Joris Heijnen of Greendish
Study among major national players in catering
The investigations were conducted in actual restaurants with actual guests; from lunches to à la carte, from train station brasseries to a dinner buffet and from company restaurants at a ministry to a steel factory. For example, Eurest, Van der Valk, HMSHost, Van Gelder groente en fruit, Koninklijke Horeca Nederland, Unilever, The Greenery and Rabobank were involved in the catering studies. The original dish was traded for an alternative with more vegetables that was prepared and presented more appealingly. The amount of meat or fish was reduced at the same time. After that, the amount of food eaten, waste and satisfaction of the guests was measured before and after the menu had been adjusted.
Sandwich before (back) and after the menu was adjusted.
After the adjustment, up to 113 per cent more vegetables were eaten and up to 13 per cent less meat or fish, depending on the setting. Guests were at least as satisfied about their visit to the restaurant. The appreciation regarding flavour, presentation and amount of vegetables even increased in three out of four studies, while this remained the same for the amount of meat eaten.
The future: combined strengths for health and sustainability

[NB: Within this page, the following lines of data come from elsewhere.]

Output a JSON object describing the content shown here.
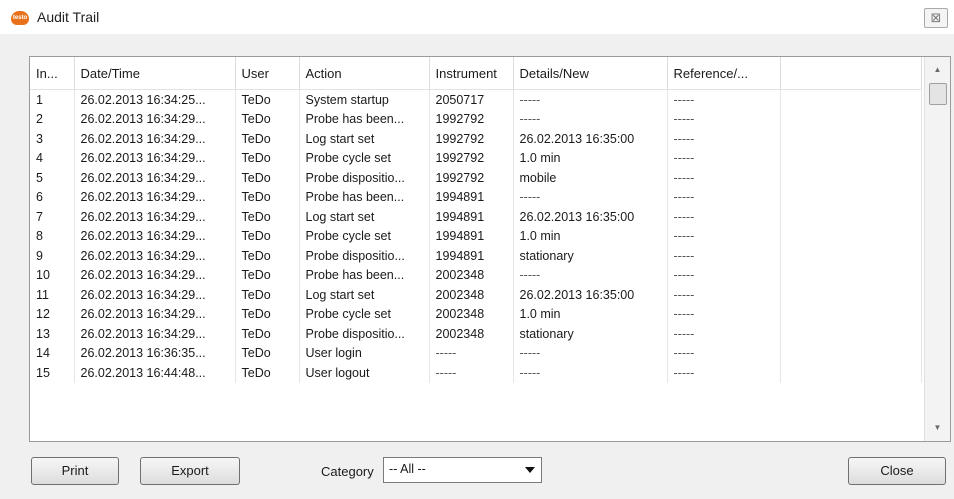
{
  "window": {
    "title": "Audit Trail",
    "app_icon_label": "testo",
    "close_glyph": "⊠"
  },
  "table": {
    "columns": [
      "In...",
      "Date/Time",
      "User",
      "Action",
      "Instrument",
      "Details/New",
      "Reference/...",
      ""
    ],
    "rows": [
      [
        "1",
        "26.02.2013 16:34:25...",
        "TeDo",
        "System startup",
        "2050717",
        "-----",
        "-----"
      ],
      [
        "2",
        "26.02.2013 16:34:29...",
        "TeDo",
        "Probe has been...",
        "1992792",
        "-----",
        "-----"
      ],
      [
        "3",
        "26.02.2013 16:34:29...",
        "TeDo",
        "Log start set",
        "1992792",
        "26.02.2013 16:35:00",
        "-----"
      ],
      [
        "4",
        "26.02.2013 16:34:29...",
        "TeDo",
        "Probe cycle set",
        "1992792",
        "1.0 min",
        "-----"
      ],
      [
        "5",
        "26.02.2013 16:34:29...",
        "TeDo",
        "Probe dispositio...",
        "1992792",
        "mobile",
        "-----"
      ],
      [
        "6",
        "26.02.2013 16:34:29...",
        "TeDo",
        "Probe has been...",
        "1994891",
        "-----",
        "-----"
      ],
      [
        "7",
        "26.02.2013 16:34:29...",
        "TeDo",
        "Log start set",
        "1994891",
        "26.02.2013 16:35:00",
        "-----"
      ],
      [
        "8",
        "26.02.2013 16:34:29...",
        "TeDo",
        "Probe cycle set",
        "1994891",
        "1.0 min",
        "-----"
      ],
      [
        "9",
        "26.02.2013 16:34:29...",
        "TeDo",
        "Probe dispositio...",
        "1994891",
        "stationary",
        "-----"
      ],
      [
        "10",
        "26.02.2013 16:34:29...",
        "TeDo",
        "Probe has been...",
        "2002348",
        "-----",
        "-----"
      ],
      [
        "11",
        "26.02.2013 16:34:29...",
        "TeDo",
        "Log start set",
        "2002348",
        "26.02.2013 16:35:00",
        "-----"
      ],
      [
        "12",
        "26.02.2013 16:34:29...",
        "TeDo",
        "Probe cycle set",
        "2002348",
        "1.0 min",
        "-----"
      ],
      [
        "13",
        "26.02.2013 16:34:29...",
        "TeDo",
        "Probe dispositio...",
        "2002348",
        "stationary",
        "-----"
      ],
      [
        "14",
        "26.02.2013 16:36:35...",
        "TeDo",
        "User login",
        "-----",
        "-----",
        "-----"
      ],
      [
        "15",
        "26.02.2013 16:44:48...",
        "TeDo",
        "User logout",
        "-----",
        "-----",
        "-----"
      ]
    ]
  },
  "scrollbar": {
    "up_glyph": "▲",
    "down_glyph": "▼"
  },
  "footer": {
    "print_label": "Print",
    "export_label": "Export",
    "category_label": "Category",
    "category_value": "-- All --",
    "close_label": "Close"
  }
}
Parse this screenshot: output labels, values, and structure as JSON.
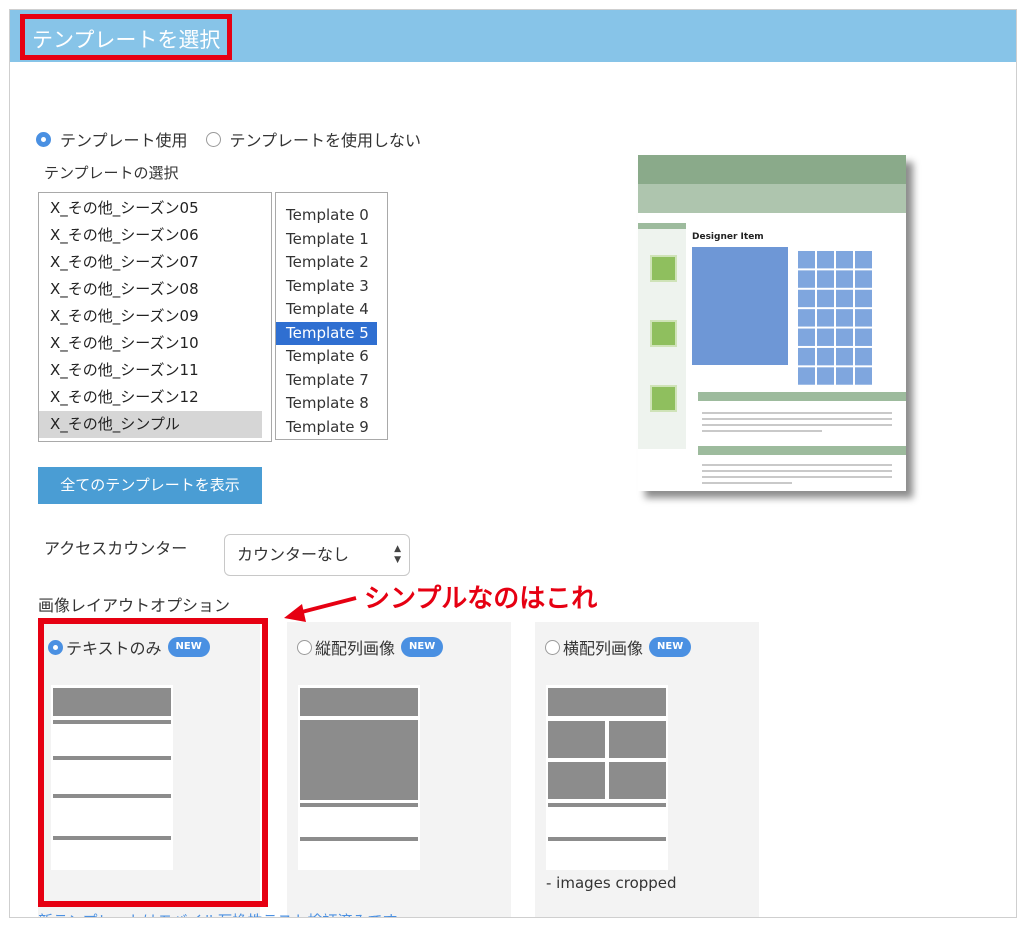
{
  "header": {
    "title": "テンプレートを選択",
    "bg_color": "#87c4e8",
    "highlight_color": "#e60012"
  },
  "template_use": {
    "options": [
      {
        "label": "テンプレート使用",
        "checked": true
      },
      {
        "label": "テンプレートを使用しない",
        "checked": false
      }
    ]
  },
  "template_select": {
    "label": "テンプレートの選択",
    "categories": [
      "X_その他_シーズン05",
      "X_その他_シーズン06",
      "X_その他_シーズン07",
      "X_その他_シーズン08",
      "X_その他_シーズン09",
      "X_その他_シーズン10",
      "X_その他_シーズン11",
      "X_その他_シーズン12",
      "X_その他_シンプル"
    ],
    "selected_category": "X_その他_シンプル",
    "templates": [
      "Template 0",
      "Template 1",
      "Template 2",
      "Template 3",
      "Template 4",
      "Template 5",
      "Template 6",
      "Template 7",
      "Template 8",
      "Template 9"
    ],
    "selected_template": "Template 5"
  },
  "show_all_button": {
    "label": "全てのテンプレートを表示",
    "color": "#4a9dd4"
  },
  "preview": {
    "heading": "Designer Item"
  },
  "access_counter": {
    "label": "アクセスカウンター",
    "value": "カウンターなし"
  },
  "image_layout": {
    "label": "画像レイアウトオプション",
    "annotation": "シンプルなのはこれ",
    "badge": "NEW",
    "options": [
      {
        "label": "テキストのみ",
        "checked": true
      },
      {
        "label": "縦配列画像",
        "checked": false
      },
      {
        "label": "横配列画像",
        "checked": false,
        "note": "- images cropped"
      }
    ]
  },
  "footer_note": "新テンプレートはモバイル互換性テスト検証済みです"
}
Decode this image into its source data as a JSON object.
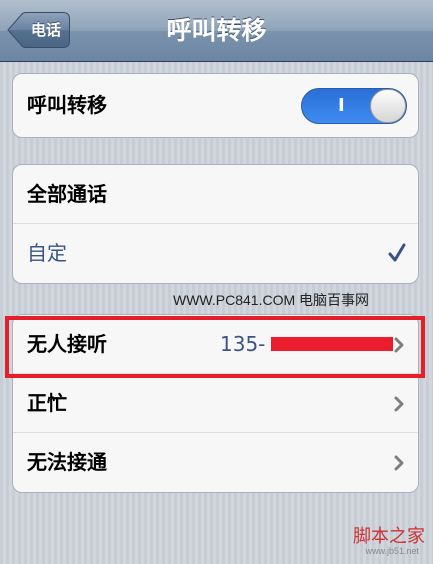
{
  "nav": {
    "title": "呼叫转移",
    "back_label": "电话"
  },
  "forwarding": {
    "label": "呼叫转移",
    "toggle_text": "I",
    "toggle_on": true
  },
  "mode_group": {
    "items": [
      {
        "label": "全部通话",
        "selected": false
      },
      {
        "label": "自定",
        "selected": true
      }
    ]
  },
  "conditions": {
    "items": [
      {
        "label": "无人接听",
        "value": "135-"
      },
      {
        "label": "正忙",
        "value": ""
      },
      {
        "label": "无法接通",
        "value": ""
      }
    ]
  },
  "watermarks": {
    "top": "WWW.PC841.COM 电脑百事网",
    "bottom": "脚本之家",
    "bottom_url": "www.jb51.net"
  },
  "colors": {
    "toggle_blue": "#3f8cf2",
    "selected_text": "#385487",
    "highlight_red": "#e51e2a"
  }
}
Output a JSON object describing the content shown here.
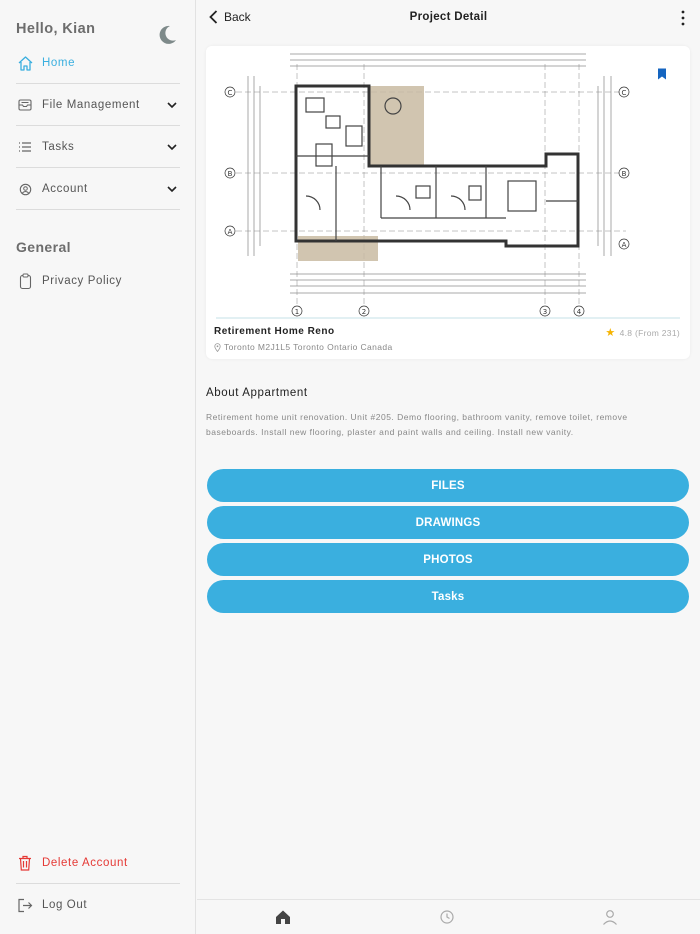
{
  "sidebar": {
    "greeting": "Hello, Kian",
    "theme_icon": "moon-icon",
    "items": [
      {
        "label": "Home",
        "icon": "home-icon",
        "active": true
      },
      {
        "label": "File Management",
        "icon": "inbox-icon"
      },
      {
        "label": "Tasks",
        "icon": "list-icon"
      },
      {
        "label": "Account",
        "icon": "account-icon"
      }
    ],
    "section_general": "General",
    "privacy_label": "Privacy Policy",
    "delete_label": "Delete Account",
    "logout_label": "Log Out"
  },
  "header": {
    "back_label": "Back",
    "title": "Project Detail"
  },
  "project": {
    "name": "Retirement Home Reno",
    "rating": "4.8",
    "reviews": "(From 231)",
    "address": "Toronto M2J1L5 Toronto Ontario Canada",
    "about_title": "About Appartment",
    "about_text": "Retirement home unit renovation. Unit #205. Demo flooring, bathroom vanity, remove toilet, remove baseboards.  Install new flooring, plaster and paint walls and ceiling. Install new vanity.",
    "plan_axis_labels": [
      "C",
      "B",
      "A",
      "1",
      "2",
      "3",
      "4"
    ]
  },
  "actions": {
    "files": "FILES",
    "drawings": "DRAWINGS",
    "photos": "PHOTOS",
    "tasks": "Tasks"
  },
  "colors": {
    "accent": "#3aafdf",
    "danger": "#e53935",
    "active_nav": "#3aafdf",
    "bookmark": "#1565c0"
  },
  "tabbar": [
    "home-icon",
    "clock-icon",
    "profile-icon"
  ]
}
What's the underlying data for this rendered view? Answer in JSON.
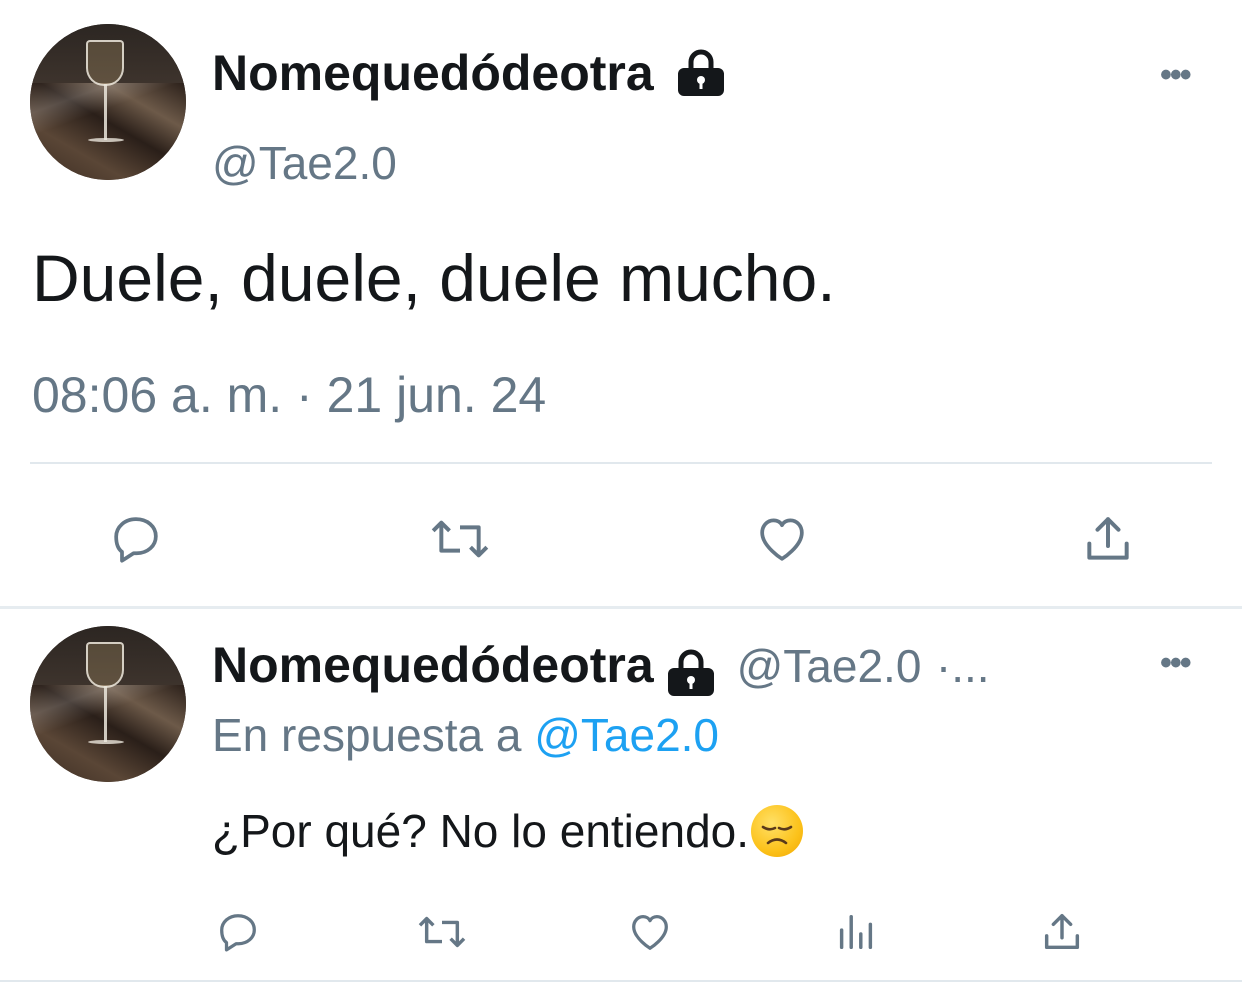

For this investigation, scientists, government, food suppliers and producers and catering entrepreneurs combined their strengths with the goal of enticing consumers to eat tastier, more sustainable and healthier food. Gert-Jan van der Valk of Van der Valk, which participated in an earlier study of Wageningen Economic Research and Greendish in 2016, is a strong believer of the principles of Sustainable Menu Engineering: “The catering branch plays an enormous part in making the supply more sustainable, if the entire branch were to cooperate, sustainability would gradually be improved, and guests would leave restaurants more satisfied.”
Food Value Impact: background
The studies were conducted independently by Wageningen Economic Research, the Louis Bolk Instituut and Greendish in 2017 and 2018. It is part of a public-private cooperation (Food Value Impact) of 19 partners, including knowledge institutions, companies and non-profit organisations. The study was in part financed by the Top Sector Agri & Food and the Top Sector Horticulture and Starting Material, and is a continuation of a study conducted by Reinders and others in 2017.
Source: WUR, photos: Greendish